## What this task involves
Where an entry below contains an image, skip the image and reproduce the rest exactly.

════════════════

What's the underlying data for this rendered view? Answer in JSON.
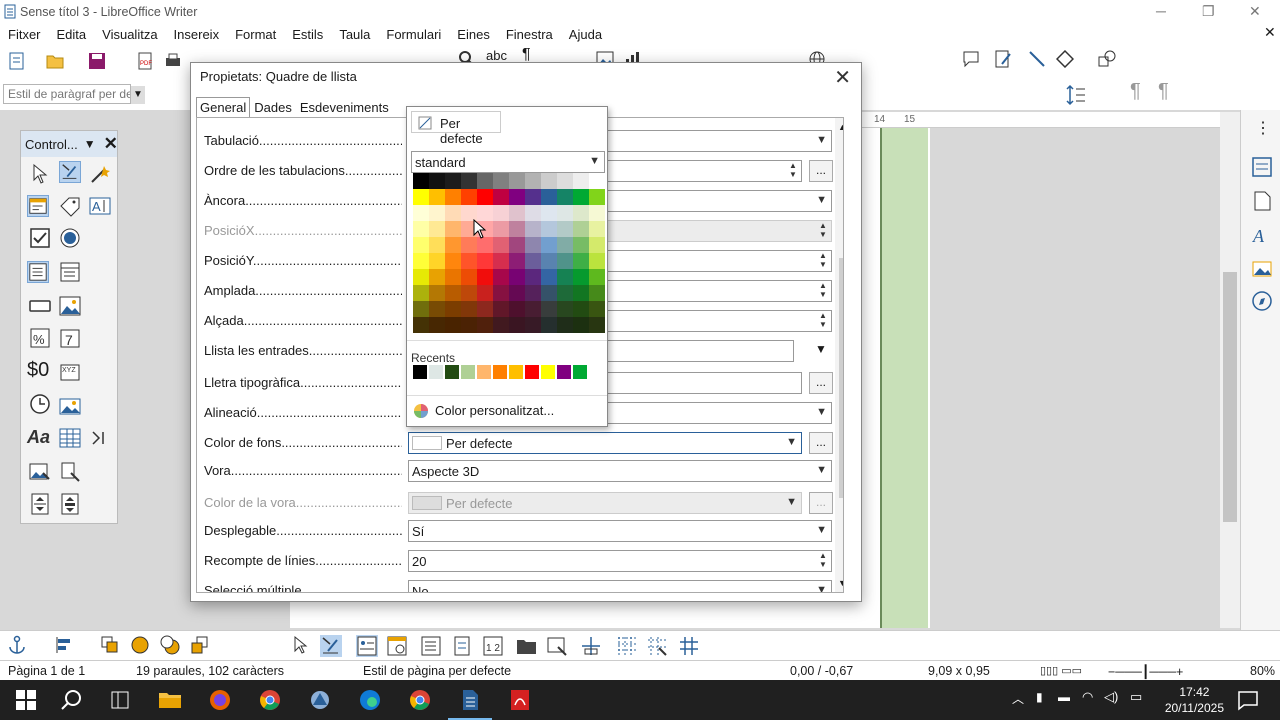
{
  "window": {
    "title": "Sense títol 3 - LibreOffice Writer"
  },
  "menu": [
    "Fitxer",
    "Edita",
    "Visualitza",
    "Insereix",
    "Format",
    "Estils",
    "Taula",
    "Formulari",
    "Eines",
    "Finestra",
    "Ajuda"
  ],
  "toolbar": {
    "paragraph_style_placeholder": "Estil de paràgraf per de"
  },
  "controls_toolbox": {
    "title": "Control..."
  },
  "ruler": {
    "tick_14": "14",
    "tick_15": "15"
  },
  "dialog": {
    "title": "Propietats: Quadre de llista",
    "tabs": [
      "General",
      "Dades",
      "Esdeveniments"
    ],
    "active_tab": "General",
    "properties": [
      {
        "label": "Tabulació..............................................................",
        "value": "",
        "disabled": false,
        "kind": "select"
      },
      {
        "label": "Ordre de les tabulacions.................................................",
        "value": "",
        "disabled": false,
        "kind": "spin-dots"
      },
      {
        "label": "Àncora..................................................................",
        "value": "",
        "disabled": false,
        "kind": "select"
      },
      {
        "label": "PosicióX................................................................",
        "value": "",
        "disabled": true,
        "kind": "spin"
      },
      {
        "label": "PosicióY................................................................",
        "value": "",
        "disabled": false,
        "kind": "spin"
      },
      {
        "label": "Amplada.................................................................",
        "value": "",
        "disabled": false,
        "kind": "spin"
      },
      {
        "label": "Alçada..................................................................",
        "value": "",
        "disabled": false,
        "kind": "spin"
      },
      {
        "label": "Llista les entrades.....................................................",
        "value": "",
        "disabled": false,
        "kind": "listdrop"
      },
      {
        "label": "Lletra tipogràfica......................................................",
        "value": "",
        "disabled": false,
        "kind": "dots"
      },
      {
        "label": "Alineació...............................................................",
        "value": "",
        "disabled": false,
        "kind": "select"
      },
      {
        "label": "Color de fons...........................................................",
        "value": "Per defecte",
        "disabled": false,
        "kind": "color"
      },
      {
        "label": "Vora....................................................................",
        "value": "Aspecte 3D",
        "disabled": false,
        "kind": "select"
      },
      {
        "label": "Color de la vora........................................................",
        "value": "Per defecte",
        "disabled": true,
        "kind": "color"
      },
      {
        "label": "Desplegable.............................................................",
        "value": "Sí",
        "disabled": false,
        "kind": "select"
      },
      {
        "label": "Recompte de línies......................................................",
        "value": "20",
        "disabled": false,
        "kind": "spin"
      },
      {
        "label": "Selecció múltiple.......................................................",
        "value": "No",
        "disabled": false,
        "kind": "select"
      }
    ]
  },
  "color_popup": {
    "default_label": "Per defecte",
    "palette": "standard",
    "recents_label": "Recents",
    "custom_label": "Color personalitzat...",
    "grid": [
      [
        "#000000",
        "#111111",
        "#1c1c1c",
        "#333333",
        "#666666",
        "#808080",
        "#999999",
        "#b2b2b2",
        "#cccccc",
        "#dddddd",
        "#eeeeee",
        "#ffffff"
      ],
      [
        "#ffff00",
        "#ffbf00",
        "#ff8000",
        "#ff4000",
        "#ff0000",
        "#bf0041",
        "#800080",
        "#55308d",
        "#2a6099",
        "#158466",
        "#00a933",
        "#81d41a"
      ],
      [
        "#ffffd7",
        "#fff5ce",
        "#ffdbb6",
        "#ffd8ce",
        "#ffd7d7",
        "#f7d1d5",
        "#e0c2cd",
        "#dedce6",
        "#dee6ef",
        "#dee7e5",
        "#dde8cb",
        "#f6f9d4"
      ],
      [
        "#ffffa6",
        "#ffe994",
        "#ffb66c",
        "#ffaa95",
        "#ffa6a6",
        "#ec9ba4",
        "#bf819e",
        "#b7b3ca",
        "#b4c7dc",
        "#b3cac7",
        "#afd095",
        "#e8f2a1"
      ],
      [
        "#ffff6d",
        "#ffde59",
        "#ff972f",
        "#ff7b59",
        "#ff6d6d",
        "#e16173",
        "#a1467e",
        "#8e86ae",
        "#729fcf",
        "#81aca6",
        "#77bc65",
        "#d4ea6b"
      ],
      [
        "#ffff38",
        "#ffd428",
        "#ff860d",
        "#ff5429",
        "#ff3838",
        "#d62e4e",
        "#8d1d75",
        "#6b5e9b",
        "#5983b0",
        "#50938a",
        "#3faf46",
        "#bbe33d"
      ],
      [
        "#e6e905",
        "#e8a202",
        "#ea7500",
        "#ed4c05",
        "#f10d0c",
        "#a7074b",
        "#780373",
        "#5b277d",
        "#3465a4",
        "#168253",
        "#069a2e",
        "#5eb91e"
      ],
      [
        "#acb20c",
        "#b47804",
        "#b85c00",
        "#be480a",
        "#c9211e",
        "#861141",
        "#650953",
        "#55215b",
        "#355269",
        "#1e6a39",
        "#127622",
        "#468a1a"
      ],
      [
        "#706e0c",
        "#784b04",
        "#7b3d00",
        "#813709",
        "#8d281e",
        "#611729",
        "#4e102d",
        "#481d32",
        "#383d3c",
        "#28471f",
        "#224b12",
        "#395511"
      ],
      [
        "#443205",
        "#472702",
        "#492300",
        "#4b2204",
        "#50200c",
        "#41191f",
        "#3a1522",
        "#371a26",
        "#252f2e",
        "#1f2d19",
        "#1c3010",
        "#283611"
      ]
    ],
    "recents": [
      "#000000",
      "#dee7e5",
      "#224b12",
      "#afd095",
      "#ffb66c",
      "#ff8000",
      "#ffbf00",
      "#ff0000",
      "#ffff00",
      "#800080",
      "#00a933"
    ]
  },
  "statusbar": {
    "page": "Pàgina 1 de 1",
    "words": "19 paraules, 102 caràcters",
    "page_style": "Estil de pàgina per defecte",
    "position": "0,00 / -0,67",
    "size": "9,09 x 0,95",
    "zoom": "80%"
  },
  "taskbar": {
    "time": "17:42",
    "date": "20/11/2025"
  }
}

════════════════

## Solution for this task
What's the underlying data for this rendered view? Answer in JSON.
{
  "window": {
    "title": "Sense títol 3 - LibreOffice Writer"
  },
  "menu": [
    "Fitxer",
    "Edita",
    "Visualitza",
    "Insereix",
    "Format",
    "Estils",
    "Taula",
    "Formulari",
    "Eines",
    "Finestra",
    "Ajuda"
  ],
  "toolbar": {
    "paragraph_style_placeholder": "Estil de paràgraf per de"
  },
  "controls_toolbox": {
    "title": "Control..."
  },
  "ruler": {
    "tick_14": "14",
    "tick_15": "15"
  },
  "dialog": {
    "title": "Propietats: Quadre de llista",
    "tabs": [
      "General",
      "Dades",
      "Esdeveniments"
    ],
    "active_tab": "General",
    "properties": [
      {
        "label": "Tabulació..............................................................",
        "value": "",
        "disabled": false,
        "kind": "select"
      },
      {
        "label": "Ordre de les tabulacions.................................................",
        "value": "",
        "disabled": false,
        "kind": "spin-dots"
      },
      {
        "label": "Àncora..................................................................",
        "value": "",
        "disabled": false,
        "kind": "select"
      },
      {
        "label": "PosicióX................................................................",
        "value": "",
        "disabled": true,
        "kind": "spin"
      },
      {
        "label": "PosicióY................................................................",
        "value": "",
        "disabled": false,
        "kind": "spin"
      },
      {
        "label": "Amplada.................................................................",
        "value": "",
        "disabled": false,
        "kind": "spin"
      },
      {
        "label": "Alçada..................................................................",
        "value": "",
        "disabled": false,
        "kind": "spin"
      },
      {
        "label": "Llista les entrades.....................................................",
        "value": "",
        "disabled": false,
        "kind": "listdrop"
      },
      {
        "label": "Lletra tipogràfica......................................................",
        "value": "",
        "disabled": false,
        "kind": "dots"
      },
      {
        "label": "Alineació...............................................................",
        "value": "",
        "disabled": false,
        "kind": "select"
      },
      {
        "label": "Color de fons...........................................................",
        "value": "Per defecte",
        "disabled": false,
        "kind": "color"
      },
      {
        "label": "Vora....................................................................",
        "value": "Aspecte 3D",
        "disabled": false,
        "kind": "select"
      },
      {
        "label": "Color de la vora........................................................",
        "value": "Per defecte",
        "disabled": true,
        "kind": "color"
      },
      {
        "label": "Desplegable.............................................................",
        "value": "Sí",
        "disabled": false,
        "kind": "select"
      },
      {
        "label": "Recompte de línies......................................................",
        "value": "20",
        "disabled": false,
        "kind": "spin"
      },
      {
        "label": "Selecció múltiple.......................................................",
        "value": "No",
        "disabled": false,
        "kind": "select"
      }
    ]
  },
  "color_popup": {
    "default_label": "Per defecte",
    "palette": "standard",
    "recents_label": "Recents",
    "custom_label": "Color personalitzat...",
    "grid": [
      [
        "#000000",
        "#111111",
        "#1c1c1c",
        "#333333",
        "#666666",
        "#808080",
        "#999999",
        "#b2b2b2",
        "#cccccc",
        "#dddddd",
        "#eeeeee",
        "#ffffff"
      ],
      [
        "#ffff00",
        "#ffbf00",
        "#ff8000",
        "#ff4000",
        "#ff0000",
        "#bf0041",
        "#800080",
        "#55308d",
        "#2a6099",
        "#158466",
        "#00a933",
        "#81d41a"
      ],
      [
        "#ffffd7",
        "#fff5ce",
        "#ffdbb6",
        "#ffd8ce",
        "#ffd7d7",
        "#f7d1d5",
        "#e0c2cd",
        "#dedce6",
        "#dee6ef",
        "#dee7e5",
        "#dde8cb",
        "#f6f9d4"
      ],
      [
        "#ffffa6",
        "#ffe994",
        "#ffb66c",
        "#ffaa95",
        "#ffa6a6",
        "#ec9ba4",
        "#bf819e",
        "#b7b3ca",
        "#b4c7dc",
        "#b3cac7",
        "#afd095",
        "#e8f2a1"
      ],
      [
        "#ffff6d",
        "#ffde59",
        "#ff972f",
        "#ff7b59",
        "#ff6d6d",
        "#e16173",
        "#a1467e",
        "#8e86ae",
        "#729fcf",
        "#81aca6",
        "#77bc65",
        "#d4ea6b"
      ],
      [
        "#ffff38",
        "#ffd428",
        "#ff860d",
        "#ff5429",
        "#ff3838",
        "#d62e4e",
        "#8d1d75",
        "#6b5e9b",
        "#5983b0",
        "#50938a",
        "#3faf46",
        "#bbe33d"
      ],
      [
        "#e6e905",
        "#e8a202",
        "#ea7500",
        "#ed4c05",
        "#f10d0c",
        "#a7074b",
        "#780373",
        "#5b277d",
        "#3465a4",
        "#168253",
        "#069a2e",
        "#5eb91e"
      ],
      [
        "#acb20c",
        "#b47804",
        "#b85c00",
        "#be480a",
        "#c9211e",
        "#861141",
        "#650953",
        "#55215b",
        "#355269",
        "#1e6a39",
        "#127622",
        "#468a1a"
      ],
      [
        "#706e0c",
        "#784b04",
        "#7b3d00",
        "#813709",
        "#8d281e",
        "#611729",
        "#4e102d",
        "#481d32",
        "#383d3c",
        "#28471f",
        "#224b12",
        "#395511"
      ],
      [
        "#443205",
        "#472702",
        "#492300",
        "#4b2204",
        "#50200c",
        "#41191f",
        "#3a1522",
        "#371a26",
        "#252f2e",
        "#1f2d19",
        "#1c3010",
        "#283611"
      ]
    ],
    "recents": [
      "#000000",
      "#dee7e5",
      "#224b12",
      "#afd095",
      "#ffb66c",
      "#ff8000",
      "#ffbf00",
      "#ff0000",
      "#ffff00",
      "#800080",
      "#00a933"
    ]
  },
  "statusbar": {
    "page": "Pàgina 1 de 1",
    "words": "19 paraules, 102 caràcters",
    "page_style": "Estil de pàgina per defecte",
    "position": "0,00 / -0,67",
    "size": "9,09 x 0,95",
    "zoom": "80%"
  },
  "taskbar": {
    "time": "17:42",
    "date": "20/11/2025"
  }
}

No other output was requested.